A prior investigation characterized the range of body temperature in healthy young adults and established the importance of diurnal variations in defining the febrile state.
Sequential rectal, oral, and tympanic membrane temperature measurements were performed on 22 healthy subjects to determine the quantitative effects of anatomic site, oral stimulation, and body position on estimates of body temperature.
Mean rectal temperatures exceeded concurrent oral readings by 0.4°C ± 0.4°C (0.8°F ± 0.7°F), which, in turn, exceeded concurrent tympanic membrane readings (obtained with a digital thermometer [IVAC Corp, San Diego, Calif]) by 0.4°C ± 1.1°C (0.7°F ± 2.0°F). Tympanic membrane readings were significantly more variable (both intrasubject and intersubject) than rectal or oral readings, especially when cerumen was present in the external ear canal being examined (P<.05). Mastication and smoking both caused significant increases in oral temperature that persisted for greater than 20 minutes. Drinking ice water caused a significant but more transient decrease in oral temperature. Of these activities, only mastication appeared to influence tympanic membrane readings. Body position exerted a modest effect on rectal temperature readings, but did not significantly affect oral or tympanic membrane readings.

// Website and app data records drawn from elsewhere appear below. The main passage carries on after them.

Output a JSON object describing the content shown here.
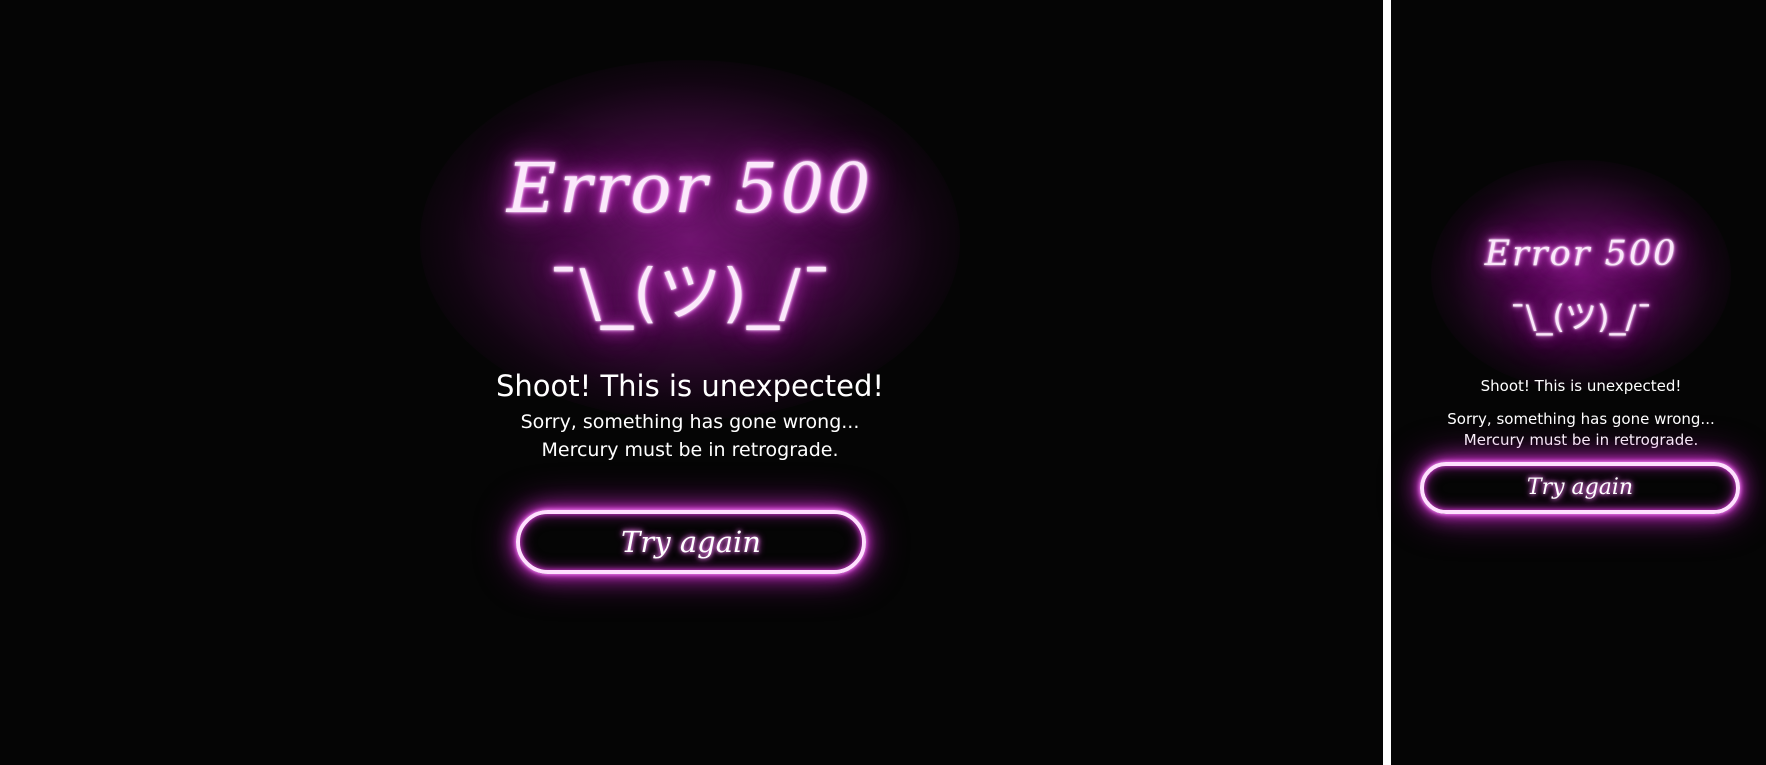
{
  "desktop_view": {
    "error_title": "Error 500",
    "shrug": "¯\\_(ツ)_/¯",
    "heading": "Shoot! This is unexpected!",
    "message_line1": "Sorry, something has gone wrong...",
    "message_line2": "Mercury must be in retrograde.",
    "retry_button_label": "Try again"
  },
  "mobile_view": {
    "error_title": "Error 500",
    "shrug": "¯\\_(ツ)_/¯",
    "heading": "Shoot! This is unexpected!",
    "message_line1": "Sorry, something has gone wrong...",
    "message_line2": "Mercury must be in retrograde.",
    "retry_button_label": "Try again"
  },
  "colors": {
    "background": "#050505",
    "neon_glow": "#e23ee2",
    "neon_text": "#fbe8fb",
    "button_border": "#ffe0ff",
    "body_text": "#ffffff",
    "divider": "#ffffff"
  }
}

These findings indicate that, in addition to diurnal fluctuations in body temperature, the effects of anatomic site, oral stimulation, and body position should be considered in establishing criteria for the febrile state.(Arch Intern Med. 1996;156:777-780)